Task instructions: Could the whole of the data below be written out verbatim?
[Data for this exercise Boundary: Start]
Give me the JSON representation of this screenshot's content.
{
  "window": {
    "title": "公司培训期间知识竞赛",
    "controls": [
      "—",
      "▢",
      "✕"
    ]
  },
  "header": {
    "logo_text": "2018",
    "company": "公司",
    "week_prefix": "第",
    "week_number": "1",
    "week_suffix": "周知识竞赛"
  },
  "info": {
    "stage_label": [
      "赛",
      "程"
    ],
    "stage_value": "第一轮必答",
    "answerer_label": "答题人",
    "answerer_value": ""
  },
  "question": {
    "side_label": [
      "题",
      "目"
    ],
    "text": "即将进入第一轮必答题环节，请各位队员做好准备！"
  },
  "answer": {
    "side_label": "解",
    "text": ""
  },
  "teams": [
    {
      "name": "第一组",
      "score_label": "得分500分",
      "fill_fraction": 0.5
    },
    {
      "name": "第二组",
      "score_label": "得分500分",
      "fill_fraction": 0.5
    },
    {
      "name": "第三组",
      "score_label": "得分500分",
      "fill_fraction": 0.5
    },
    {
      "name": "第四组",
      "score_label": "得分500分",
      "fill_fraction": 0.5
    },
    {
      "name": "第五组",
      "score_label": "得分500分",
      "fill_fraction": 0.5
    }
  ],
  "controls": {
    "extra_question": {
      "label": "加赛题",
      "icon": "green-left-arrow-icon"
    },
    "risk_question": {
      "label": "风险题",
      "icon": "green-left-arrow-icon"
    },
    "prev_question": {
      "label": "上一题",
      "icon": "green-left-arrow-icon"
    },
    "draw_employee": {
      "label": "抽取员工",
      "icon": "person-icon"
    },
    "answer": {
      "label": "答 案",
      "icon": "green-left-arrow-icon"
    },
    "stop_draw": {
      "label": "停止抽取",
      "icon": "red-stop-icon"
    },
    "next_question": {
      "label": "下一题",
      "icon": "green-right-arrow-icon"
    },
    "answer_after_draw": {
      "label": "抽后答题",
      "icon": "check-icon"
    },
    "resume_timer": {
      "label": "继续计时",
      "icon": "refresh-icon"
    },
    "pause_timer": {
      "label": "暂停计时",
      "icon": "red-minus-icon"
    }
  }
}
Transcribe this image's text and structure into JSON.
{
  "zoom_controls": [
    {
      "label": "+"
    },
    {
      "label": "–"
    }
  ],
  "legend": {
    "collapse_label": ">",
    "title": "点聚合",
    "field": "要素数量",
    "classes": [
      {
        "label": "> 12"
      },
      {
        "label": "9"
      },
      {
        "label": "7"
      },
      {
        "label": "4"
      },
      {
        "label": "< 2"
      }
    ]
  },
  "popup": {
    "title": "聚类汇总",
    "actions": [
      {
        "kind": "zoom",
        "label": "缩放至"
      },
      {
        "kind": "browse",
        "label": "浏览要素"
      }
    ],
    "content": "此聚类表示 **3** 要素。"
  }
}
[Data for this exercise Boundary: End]
Result of this exercise:
Give me the JSON representation of this screenshot's content.
{
  "window": {
    "title": "公司培训期间知识竞赛",
    "controls": [
      "—",
      "▢",
      "✕"
    ]
  },
  "header": {
    "logo_text": "2018",
    "company": "公司",
    "week_prefix": "第",
    "week_number": "1",
    "week_suffix": "周知识竞赛"
  },
  "info": {
    "stage_label": [
      "赛",
      "程"
    ],
    "stage_value": "第一轮必答",
    "answerer_label": "答题人",
    "answerer_value": ""
  },
  "question": {
    "side_label": [
      "题",
      "目"
    ],
    "text": "即将进入第一轮必答题环节，请各位队员做好准备！"
  },
  "answer": {
    "side_label": "解",
    "text": ""
  },
  "teams": [
    {
      "name": "第一组",
      "score_label": "得分500分",
      "fill_fraction": 0.5
    },
    {
      "name": "第二组",
      "score_label": "得分500分",
      "fill_fraction": 0.5
    },
    {
      "name": "第三组",
      "score_label": "得分500分",
      "fill_fraction": 0.5
    },
    {
      "name": "第四组",
      "score_label": "得分500分",
      "fill_fraction": 0.5
    },
    {
      "name": "第五组",
      "score_label": "得分500分",
      "fill_fraction": 0.5
    }
  ],
  "controls": {
    "extra_question": {
      "label": "加赛题",
      "icon": "green-left-arrow-icon"
    },
    "risk_question": {
      "label": "风险题",
      "icon": "green-left-arrow-icon"
    },
    "prev_question": {
      "label": "上一题",
      "icon": "green-left-arrow-icon"
    },
    "draw_employee": {
      "label": "抽取员工",
      "icon": "person-icon"
    },
    "answer": {
      "label": "答 案",
      "icon": "green-left-arrow-icon"
    },
    "stop_draw": {
      "label": "停止抽取",
      "icon": "red-stop-icon"
    },
    "next_question": {
      "label": "下一题",
      "icon": "green-right-arrow-icon"
    },
    "answer_after_draw": {
      "label": "抽后答题",
      "icon": "check-icon"
    },
    "resume_timer": {
      "label": "继续计时",
      "icon": "refresh-icon"
    },
    "pause_timer": {
      "label": "暂停计时",
      "icon": "red-minus-icon"
    }
  }
}
Transcribe this image's text and structure into JSON.
{
  "zoom_controls": [
    {
      "label": "+"
    },
    {
      "label": "–"
    }
  ],
  "legend": {
    "collapse_label": ">",
    "title": "点聚合",
    "field": "要素数量",
    "classes": [
      {
        "label": "> 12"
      },
      {
        "label": "9"
      },
      {
        "label": "7"
      },
      {
        "label": "4"
      },
      {
        "label": "< 2"
      }
    ]
  },
  "popup": {
    "title": "聚类汇总",
    "actions": [
      {
        "kind": "zoom",
        "label": "缩放至"
      },
      {
        "kind": "browse",
        "label": "浏览要素"
      }
    ],
    "content": "此聚类表示 **3** 要素。"
  }
}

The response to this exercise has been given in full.